Some extracts from the interview:
“Collectors and artists meet at shopacomic.com”
Luc Morjaeu, cartoonist of Suske & Wiske, decided years ago to pursue a drawing career and has learnt how to go about it. He is now using that experience to give other artists the opportunity to make their talents pay off. Not surprisingly, he is the founder of the shopacomic.com website.
Nine years ago, BS had a scoop: you were to become the new head of Studio Vandersteen. A dream come true?
Yes, incredible … It came as a big surprise. I had never applied for the position, but all of a sudden I was invited to a meeting with Leen Vandersteen. I had never really had the opportunity to speak with Willy Vandersteen himself, and I realized that meeting his daughter was as close as I was ever going to get to him. The rest is history.

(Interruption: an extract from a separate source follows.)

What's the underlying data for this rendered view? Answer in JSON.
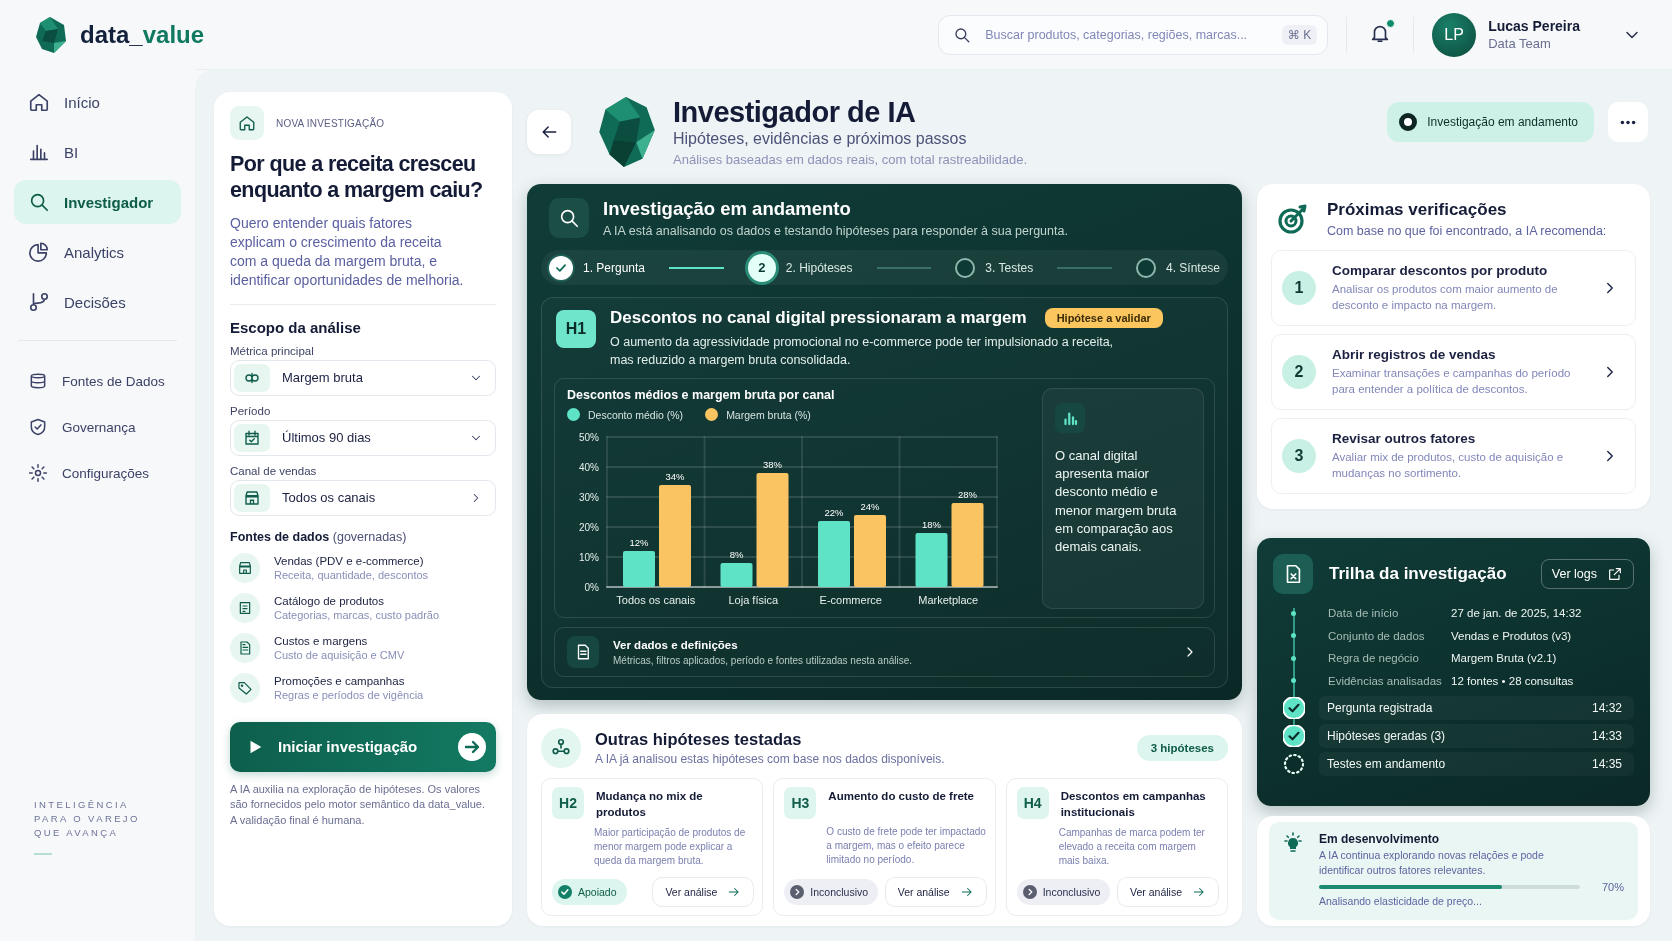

Is Shopacomic a commercial incentive or is there more to it than that?
One mustn’t underestimate the power of commercial success. It could be just what the artist needs to get that extra nudge to keep going. To me, that is a pure way of working. A relationship is established, one that has been around for centuries: the mecenas, the collector, meets the artist and provides support. Many great artists have made their name this way. It is a very personal way of showing that one likes the artist’s work and that one wishes for them to proceed. In doing so, one establishes a personal relationship with that particular artist. Moreover, buying an low-priced original artwork of an upcoming talent could prove to be a good investment in due time. That is why we do not want a share of the profit. Shopacomic.com is but a medium to connect artists with their audience. The site is not involved in anything other than that.